When I went through my mini-preschool crisis, I reached life-altering conclusions about education and became a committed unschooler. Contra Barbara Frank, not only don't I believe that my child needs a formal program at age 5, I don't believe that she needs one, ever, unless she chooses it for herself.
What strikes me about anti-preschool rhetoric is how patronizing a lot of it sounds. And not just to those misguided young parents. Barbara Frank does not appear to think with the mind of a child. What's a "lazy" afternoon at the park, again? I guess I lost it in my 4-year-old's furious dash from one physical and mental challenge to the next: climbing, running, jumping, playing ball, socializing, experimenting with the water fountain, examining the plants and animals, asking about the grounds equipment and other people's customs and motivations and what causes the weather. Why finger paint specifically, instead of using brushes? My 16-month-old can do both with tempera paint, and she also experiments with other ways of applying paint: pouring, dripping, tossing. She is engrossed in the visual and textural aspects of what she is perceiving and creating. It drives me crazy when I hear people making what young children do sound little and cute: "just" play, nothing serious. That kind of language is completely adult-centered. Sure, to us, it might feel lazy to stay at the park instead of getting home and working, and it might look cute to play with dolls. But the child is doing the child's work, and while it is joyous and ebulliant and motivated by a wonderful sense of humor, there is nothing in the world more serious!

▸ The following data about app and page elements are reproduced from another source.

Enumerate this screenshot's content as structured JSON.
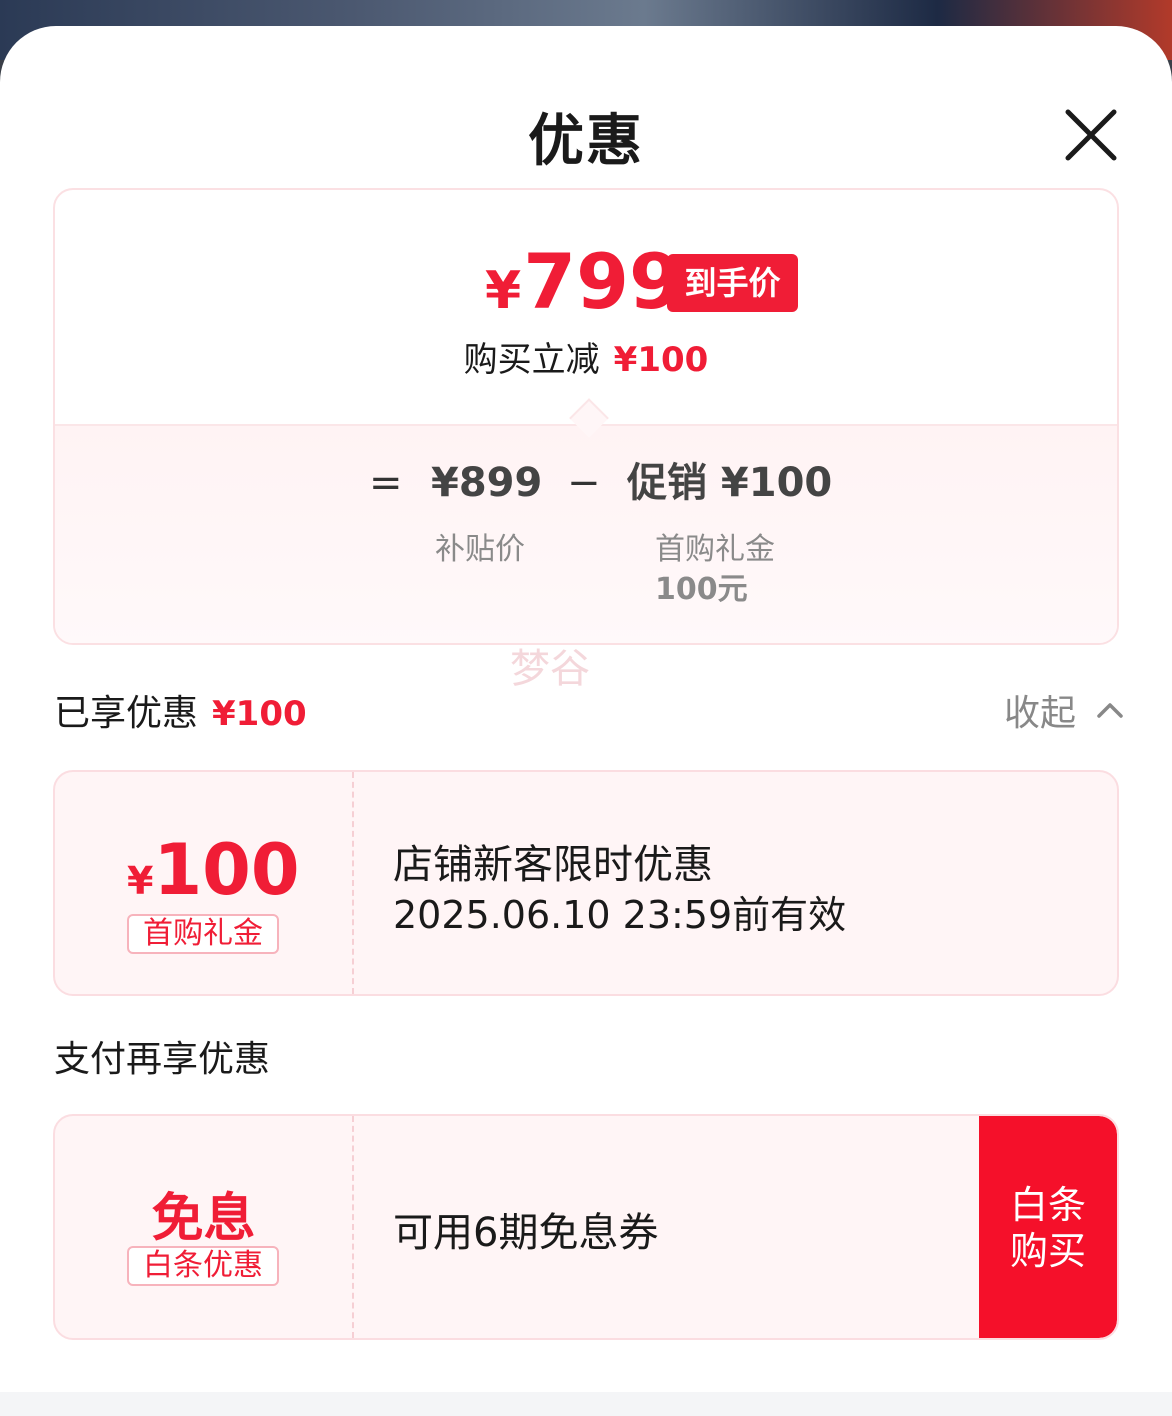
{
  "sheet": {
    "title": "优惠"
  },
  "summary": {
    "final_price": "799",
    "currency": "¥",
    "final_tag": "到手价",
    "reduce_label": "购买立减",
    "reduce_amount": "¥100",
    "formula": {
      "equals": "=",
      "base_price": "¥899",
      "base_label": "补贴价",
      "minus": "−",
      "promo_label": "促销 ¥100",
      "promo_sub": "首购礼金",
      "promo_sub2": "100元"
    }
  },
  "watermark": "梦谷",
  "enjoyed": {
    "title": "已享优惠",
    "amount": "¥100",
    "collapse_label": "收起"
  },
  "coupon1": {
    "currency": "¥",
    "value": "100",
    "badge": "首购礼金",
    "title": "店铺新客限时优惠",
    "validity": "2025.06.10 23:59前有效"
  },
  "pay_section": {
    "title": "支付再享优惠"
  },
  "coupon2": {
    "value": "免息",
    "badge": "白条优惠",
    "title": "可用6期免息券",
    "button_line1": "白条",
    "button_line2": "购买"
  },
  "colors": {
    "accent": "#f01d36",
    "button": "#f5102a",
    "card_bg": "#fff5f6"
  }
}
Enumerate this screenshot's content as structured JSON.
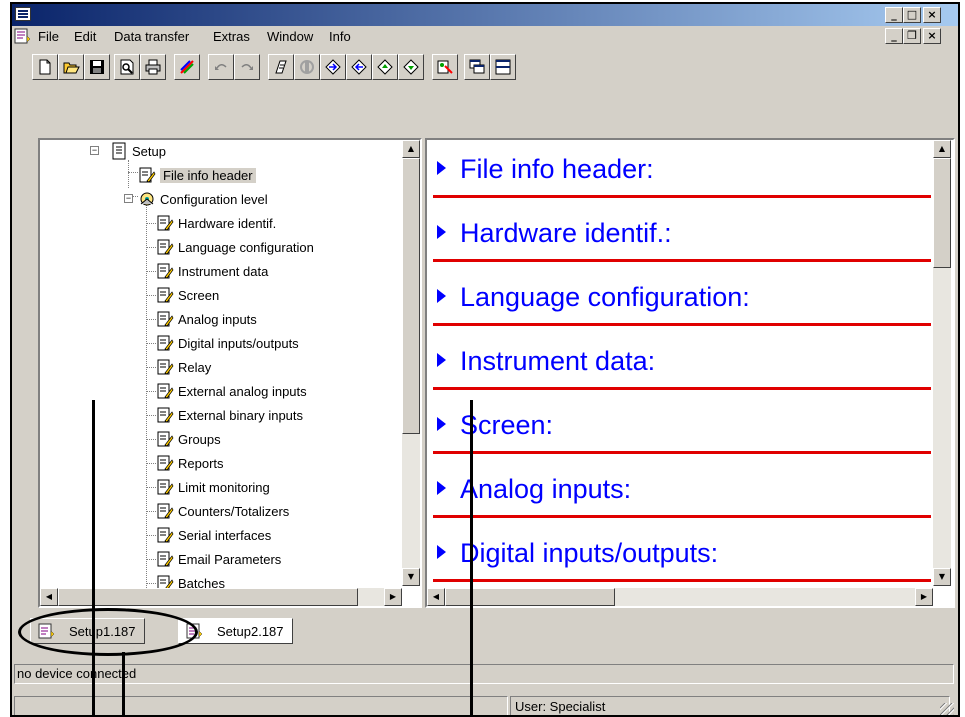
{
  "window": {
    "controls": {
      "minimize": "_",
      "maximize": "□",
      "close": "×"
    },
    "child_controls": {
      "minimize": "_",
      "restore": "❐",
      "close": "×"
    }
  },
  "menu": [
    "File",
    "Edit",
    "Data transfer",
    "Extras",
    "Window",
    "Info"
  ],
  "toolbar": {
    "icons": [
      "new-icon",
      "open-icon",
      "save-icon",
      "print-preview-icon",
      "print-icon",
      "color-icon",
      "undo-icon",
      "redo-icon",
      "transfer-icon",
      "disabled-transfer-icon",
      "read-icon",
      "write-icon",
      "upload-icon",
      "download-icon",
      "extras-icon",
      "cascade-icon",
      "tile-icon"
    ]
  },
  "tree": {
    "root": "Setup",
    "file_info": "File info header",
    "config_level": "Configuration level",
    "items": [
      "Hardware identif.",
      "Language configuration",
      "Instrument data",
      "Screen",
      "Analog inputs",
      "Digital inputs/outputs",
      "Relay",
      "External analog inputs",
      "External binary inputs",
      "Groups",
      "Reports",
      "Limit monitoring",
      "Counters/Totalizers",
      "Serial interfaces",
      "Email Parameters",
      "Batches"
    ]
  },
  "content": {
    "sections": [
      "File info header:",
      "Hardware identif.:",
      "Language configuration:",
      "Instrument data:",
      "Screen:",
      "Analog inputs:",
      "Digital inputs/outputs:"
    ]
  },
  "tabs": [
    "Setup1.187",
    "Setup2.187"
  ],
  "status": {
    "connection": "no device connected",
    "user": "User: Specialist"
  },
  "colors": {
    "accent_blue": "#0000ff",
    "rule_red": "#e00000",
    "titlebar": "#0a246a"
  }
}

Telling parents to "just play" with their kids is doing them a huge disservice. It implies that no special thought is required, anyone can just intuitively provide everything a young child needs. That's not true at all. For example, many of us were raised in such a way that our kneejerk response might be to discourage a 16-month-old from "misusing" paint, or to think that a 16-month-old was too young to benefit from painting, or that it was all too much mess and trouble. Many of us were raised to value representational art over non-representational, to try to teach young kids how to draw representationally, to make various kinds of comments that stifle creativity. Understanding how children generally relate to art as they grow, forming ourselves in truly observing, appreciating, and responding what they are doing , is incredibly important, and it is by no means intuitive for most parents. I've seen tons of parents parenting intuitively, both as a child and now as a fellow parent, and I can tell you it never looked anything at all like remarking casually that the toddler seemed to be making curved lines on the (heavyweight, 12 x 18") paper with her tempera paint. It looked a lot more like asking the child, who had been struggling with discount tray watercolors on newsprint, "What's that supposed to be?" Maybe some of you travel in more sophisticated circles than I do, but I'm just sayin'.
By the way, at the end of the day, I am by no means saying that kids need a formal program, or that parents who think of their role prior to age 6 in terms that do not
involve phrases like homeschooling, unschooling, early education
are doing them a disservice. AT ALL. I FULLY support whatever rationale people want to use in finding a self-description that feels comfortable for them. However, it really and truly bothers me that I have to wonder, when I take my dd to a homeschooling group event so that she can meet other kids who aren't starting school (unlike EVERY kid in her neighborhood), or when I come on here and consider taking the plunge and posting in an unschooling thread, whether parents of older kids are, like Barbara Frank, feeling "bewildered" and wondering, "What's her hurry?" and speculating on what I must have been conditioned or pressured to think. I just don't get it: Homeschoolers are already a tiny minority. Why create even more exclusion and anxiety for people who are trying to find support and comradery?